President Joe Biden speaks at the White House in Washington, June 24, 2022, after the Supreme Court overturned Roe v. Wade.
President Joe Biden speaks at the White House in Washington, June 24, 2022, after the Supreme Court overturned Roe v. Wade.


The United States is bracing for weeks of possible violence following Friday's Supreme Court ruling that struck down the constitutional right to abortion, sparking emotional responses from those on both sides of the debate.

In a new, updated analysis obtained by VOA, Department of Homeland Security officials warn that domestic violent extremists (DVEs) will likely seek to exploit the court ruling "to intensify violence against a wide range of targets."

"We expect violence could occur for weeks following the release, particularly as DVEs may be mobilized to respond to changes in state laws and ballot measures on abortion stemming from the decision," according to the analysis. "We base this assessment on an observed increase in violent incidents across the United States following the unauthorized disclosure in May of a draft majority opinion on the case."

The analysis notes that one network of "loosely affiliated" extremists has already called for a "night of rage," telling followers, "We need the state to feel our full wrath."

Intelligence also found more calls to violence on social media earlier this week, and officials worry that a series of arson and vandalism attacks against facilities and religious institutions tied to both sides of the abortion debate could signal an increase in violence.

"DHS will continue working with our partners across every level of government to share timely information and to support law enforcement efforts to keep our communities safe," a Homeland Security spokesperson told VOA in a statement, when asked about concerns that the high court's abortion ruling could spark more violence.

"Americans' freedom of speech and right to peacefully protest are fundamental constitutional rights.
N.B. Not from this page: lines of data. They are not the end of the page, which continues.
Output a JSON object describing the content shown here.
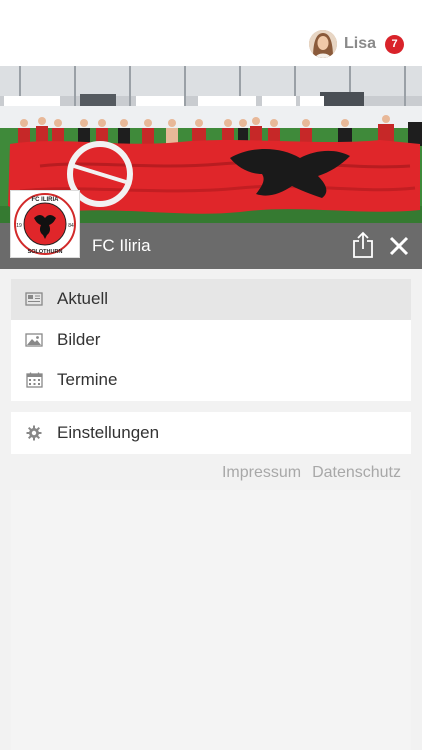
{
  "header": {
    "user_name": "Lisa",
    "notification_count": "7"
  },
  "club": {
    "name": "FC Iliria",
    "logo_text_top": "FC ILIRIA",
    "logo_text_bottom": "SOLOTHURN",
    "logo_year_left": "19",
    "logo_year_right": "84"
  },
  "menu": {
    "items": [
      {
        "label": "Aktuell",
        "icon": "newspaper-icon",
        "active": true
      },
      {
        "label": "Bilder",
        "icon": "image-icon",
        "active": false
      },
      {
        "label": "Termine",
        "icon": "calendar-icon",
        "active": false
      }
    ],
    "settings": {
      "label": "Einstellungen",
      "icon": "gear-icon"
    }
  },
  "footer": {
    "impressum": "Impressum",
    "datenschutz": "Datenschutz"
  },
  "colors": {
    "badge": "#d9232a",
    "teambar": "#6b6b6b",
    "active_item": "#e6e6e6",
    "flag_red": "#e0262a"
  }
}
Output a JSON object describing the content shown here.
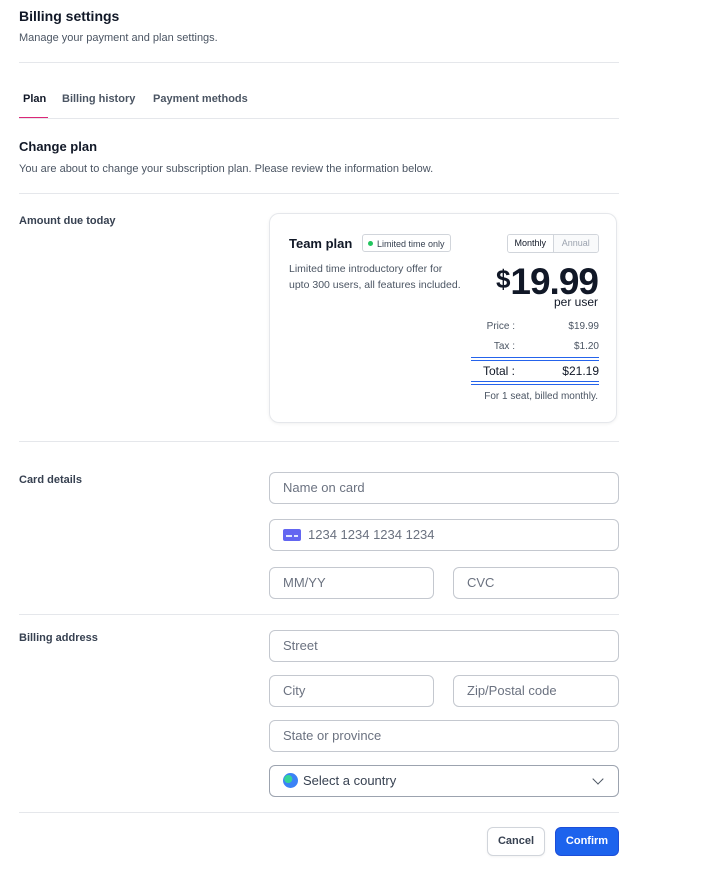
{
  "header": {
    "title": "Billing settings",
    "subtitle": "Manage your payment and plan settings."
  },
  "tabs": [
    {
      "label": "Plan",
      "active": true
    },
    {
      "label": "Billing history",
      "active": false
    },
    {
      "label": "Payment methods",
      "active": false
    }
  ],
  "change_plan": {
    "title": "Change plan",
    "description": "You are about to change your subscription plan. Please review the information below."
  },
  "amount_due": {
    "label": "Amount due today",
    "plan_name": "Team plan",
    "badge": "Limited time only",
    "plan_description": "Limited time introductory offer for upto 300 users, all features included.",
    "billing_toggle": {
      "options": [
        "Monthly",
        "Annual"
      ],
      "selected": "Monthly"
    },
    "currency_symbol": "$",
    "price": "19.99",
    "price_unit": "per user",
    "lines": [
      {
        "label": "Price :",
        "value": "$19.99"
      },
      {
        "label": "Tax :",
        "value": "$1.20"
      }
    ],
    "total_label": "Total :",
    "total_value": "$21.19",
    "seat_note": "For 1 seat, billed monthly."
  },
  "card_details": {
    "label": "Card details",
    "name_placeholder": "Name on card",
    "number_placeholder": "1234 1234 1234 1234",
    "expiry_placeholder": "MM/YY",
    "cvc_placeholder": "CVC"
  },
  "billing_address": {
    "label": "Billing address",
    "street_placeholder": "Street",
    "city_placeholder": "City",
    "zip_placeholder": "Zip/Postal code",
    "state_placeholder": "State or province",
    "country_placeholder": "Select a country"
  },
  "actions": {
    "cancel_label": "Cancel",
    "confirm_label": "Confirm"
  },
  "colors": {
    "accent": "#1d63ed",
    "tab_underline": "#db2777",
    "badge_dot": "#22c55e"
  },
  "icons": {
    "card": "credit-card-icon",
    "globe": "globe-icon",
    "chevron": "chevron-down-icon"
  }
}
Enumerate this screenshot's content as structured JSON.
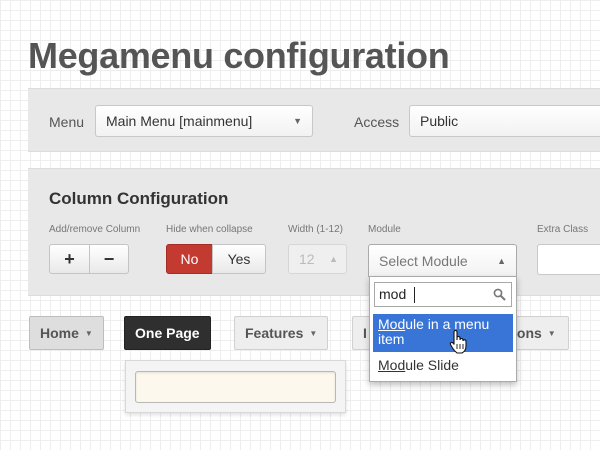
{
  "page_title": "Megamenu configuration",
  "menu_bar": {
    "menu_label": "Menu",
    "menu_value": "Main Menu [mainmenu]",
    "access_label": "Access",
    "access_value": "Public"
  },
  "column_config": {
    "title": "Column Configuration",
    "add_remove_label": "Add/remove Column",
    "add_symbol": "+",
    "remove_symbol": "−",
    "hide_label": "Hide when collapse",
    "no_label": "No",
    "yes_label": "Yes",
    "width_label": "Width (1-12)",
    "width_value": "12",
    "module_label": "Module",
    "module_placeholder": "Select Module",
    "extra_class_label": "Extra Class"
  },
  "module_dropdown": {
    "search_value": "mod",
    "options": [
      {
        "match": "Mod",
        "rest_line1": "ule in a menu",
        "rest_line2": "item"
      },
      {
        "match": "Mod",
        "rest": "ule Slide"
      }
    ]
  },
  "tabs": {
    "home": "Home",
    "one_page": "One Page",
    "features": "Features",
    "partial_left": "I",
    "partial_right": "ions"
  },
  "colors": {
    "accent_red": "#c33a30",
    "highlight_blue": "#3875d7",
    "dark_tab": "#2f2f2f"
  }
}
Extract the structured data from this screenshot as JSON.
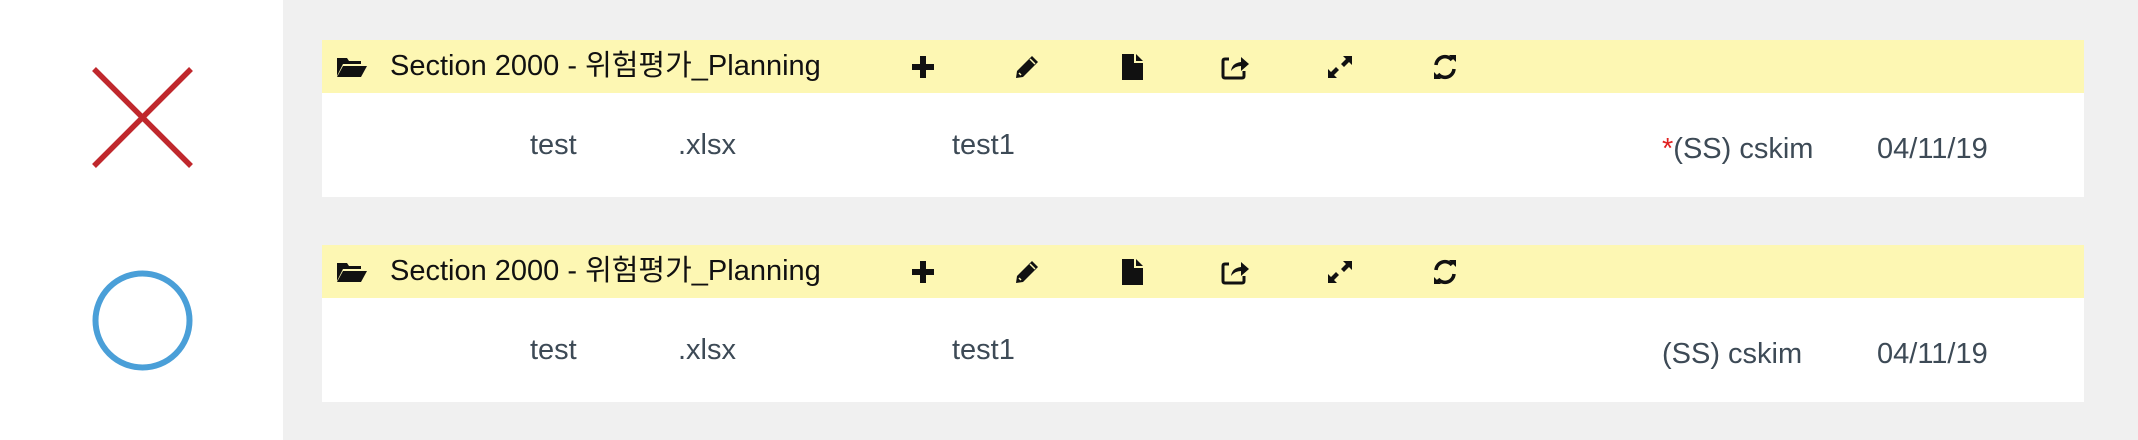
{
  "panels": [
    {
      "title": "Section 2000 - 위험평가_Planning",
      "row": {
        "name": "test",
        "ext": ".xlsx",
        "desc": "test1",
        "required_mark": "*",
        "owner": "(SS) cskim",
        "date": "04/11/19"
      }
    },
    {
      "title": "Section 2000 - 위험평가_Planning",
      "row": {
        "name": "test",
        "ext": ".xlsx",
        "desc": "test1",
        "owner": "(SS) cskim",
        "date": "04/11/19"
      }
    }
  ],
  "icons": {
    "wrong_marker": "x-mark-icon",
    "right_marker": "circle-mark-icon",
    "folder": "folder-open-icon",
    "add": "plus-icon",
    "edit": "pencil-icon",
    "file": "file-icon",
    "share": "share-icon",
    "expand": "expand-icon",
    "refresh": "refresh-icon"
  },
  "colors": {
    "wrong_marker": "#c0282d",
    "right_marker": "#4a9fd8",
    "header_bg": "#fdf7b3",
    "required_mark": "#e02020"
  }
}
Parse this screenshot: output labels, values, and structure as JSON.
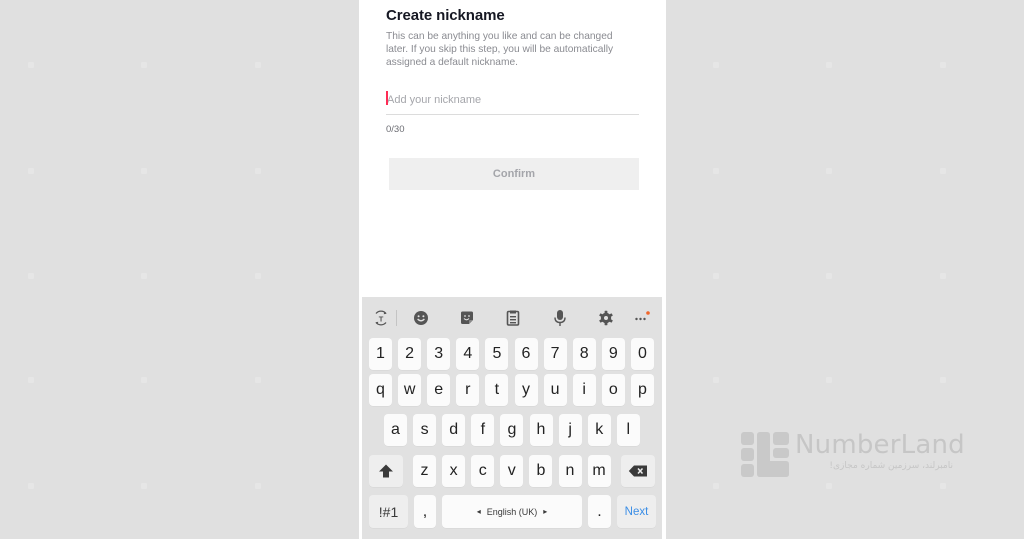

Those rights do not extend to violence and other illegal activity," the spokesperson added.

Separately, the Federal Bureau of Investigation told VOA it is working with federal, state and local law enforcement partners “to ensure the safety of our communities while respecting individuals' First Amendment rights.”

“FBI personnel are assessing intelligence to detect potential threats of violence and are in constant communication with our partners,” it said in a statement. “We ask members of the public to maintain awareness of their surroundings and immediately report any suspicious activity to law enforcement."

Earlier Friday, President Joe Biden and other top U.S. officials warned Americans against resorting to violence following the abortion ruling.